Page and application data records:
● ● ● ● ● ● ●

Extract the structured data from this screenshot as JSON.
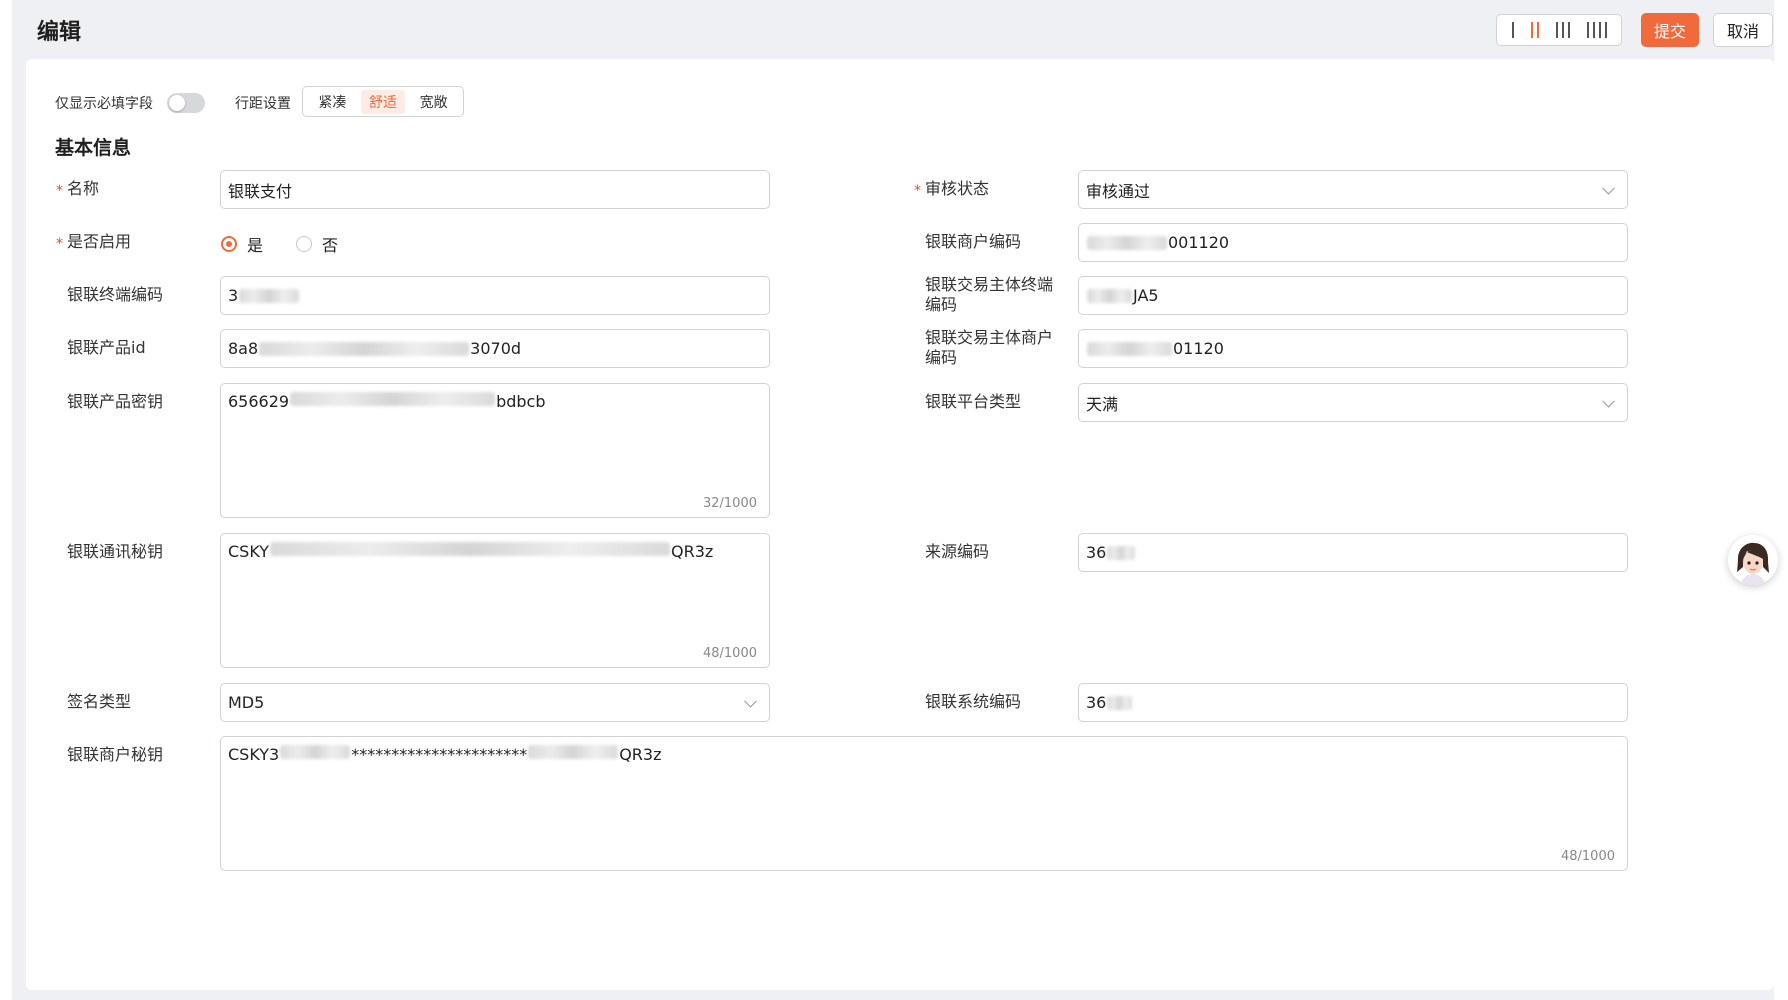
{
  "header": {
    "title": "编辑",
    "submit_label": "提交",
    "cancel_label": "取消",
    "column_options": [
      "1",
      "2",
      "3",
      "4"
    ],
    "active_column": "2"
  },
  "options": {
    "required_only_label": "仅显示必填字段",
    "required_only_on": false,
    "spacing_label": "行距设置",
    "spacing_options": [
      "紧凑",
      "舒适",
      "宽敞"
    ],
    "spacing_selected": "舒适"
  },
  "section_title": "基本信息",
  "form": {
    "name": {
      "label": "名称",
      "value": "银联支付",
      "required": true
    },
    "enabled": {
      "label": "是否启用",
      "yes": "是",
      "no": "否",
      "selected": "是",
      "required": true
    },
    "terminal_code": {
      "label": "银联终端编码",
      "value_prefix": "3",
      "value_suffix": ""
    },
    "product_id": {
      "label": "银联产品id",
      "value_prefix": "8a8",
      "value_suffix": "3070d"
    },
    "product_key": {
      "label": "银联产品密钥",
      "value_prefix": "656629",
      "value_suffix": "bdbcb",
      "counter": "32/1000"
    },
    "comm_key": {
      "label": "银联通讯秘钥",
      "value_prefix": "CSKY",
      "value_suffix": "QR3z",
      "counter": "48/1000"
    },
    "sign_type": {
      "label": "签名类型",
      "value": "MD5"
    },
    "merchant_key": {
      "label": "银联商户秘钥",
      "value_prefix": "CSKY3",
      "value_middle": "**********************",
      "value_suffix": "QR3z",
      "counter": "48/1000"
    },
    "audit_status": {
      "label": "审核状态",
      "value": "审核通过",
      "required": true
    },
    "merchant_code": {
      "label": "银联商户编码",
      "value_prefix": "",
      "value_suffix": "001120"
    },
    "trade_terminal_code": {
      "label": "银联交易主体终端编码",
      "value_prefix": "",
      "value_suffix": "JA5"
    },
    "trade_merchant_code": {
      "label": "银联交易主体商户编码",
      "value_prefix": "",
      "value_suffix": "01120"
    },
    "platform_type": {
      "label": "银联平台类型",
      "value": "天满"
    },
    "source_code": {
      "label": "来源编码",
      "value_prefix": "36",
      "value_suffix": ""
    },
    "system_code": {
      "label": "银联系统编码",
      "value_prefix": "36",
      "value_suffix": ""
    }
  },
  "colors": {
    "accent": "#f06a3c",
    "required": "#e34d3a"
  }
}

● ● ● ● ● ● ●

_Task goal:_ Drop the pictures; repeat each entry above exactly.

_Output below:_
Extract the structured data from this screenshot as JSON.
{
  "header": {
    "title": "编辑",
    "submit_label": "提交",
    "cancel_label": "取消",
    "column_options": [
      "1",
      "2",
      "3",
      "4"
    ],
    "active_column": "2"
  },
  "options": {
    "required_only_label": "仅显示必填字段",
    "required_only_on": false,
    "spacing_label": "行距设置",
    "spacing_options": [
      "紧凑",
      "舒适",
      "宽敞"
    ],
    "spacing_selected": "舒适"
  },
  "section_title": "基本信息",
  "form": {
    "name": {
      "label": "名称",
      "value": "银联支付",
      "required": true
    },
    "enabled": {
      "label": "是否启用",
      "yes": "是",
      "no": "否",
      "selected": "是",
      "required": true
    },
    "terminal_code": {
      "label": "银联终端编码",
      "value_prefix": "3",
      "value_suffix": ""
    },
    "product_id": {
      "label": "银联产品id",
      "value_prefix": "8a8",
      "value_suffix": "3070d"
    },
    "product_key": {
      "label": "银联产品密钥",
      "value_prefix": "656629",
      "value_suffix": "bdbcb",
      "counter": "32/1000"
    },
    "comm_key": {
      "label": "银联通讯秘钥",
      "value_prefix": "CSKY",
      "value_suffix": "QR3z",
      "counter": "48/1000"
    },
    "sign_type": {
      "label": "签名类型",
      "value": "MD5"
    },
    "merchant_key": {
      "label": "银联商户秘钥",
      "value_prefix": "CSKY3",
      "value_middle": "**********************",
      "value_suffix": "QR3z",
      "counter": "48/1000"
    },
    "audit_status": {
      "label": "审核状态",
      "value": "审核通过",
      "required": true
    },
    "merchant_code": {
      "label": "银联商户编码",
      "value_prefix": "",
      "value_suffix": "001120"
    },
    "trade_terminal_code": {
      "label": "银联交易主体终端编码",
      "value_prefix": "",
      "value_suffix": "JA5"
    },
    "trade_merchant_code": {
      "label": "银联交易主体商户编码",
      "value_prefix": "",
      "value_suffix": "01120"
    },
    "platform_type": {
      "label": "银联平台类型",
      "value": "天满"
    },
    "source_code": {
      "label": "来源编码",
      "value_prefix": "36",
      "value_suffix": ""
    },
    "system_code": {
      "label": "银联系统编码",
      "value_prefix": "36",
      "value_suffix": ""
    }
  },
  "colors": {
    "accent": "#f06a3c",
    "required": "#e34d3a"
  }
}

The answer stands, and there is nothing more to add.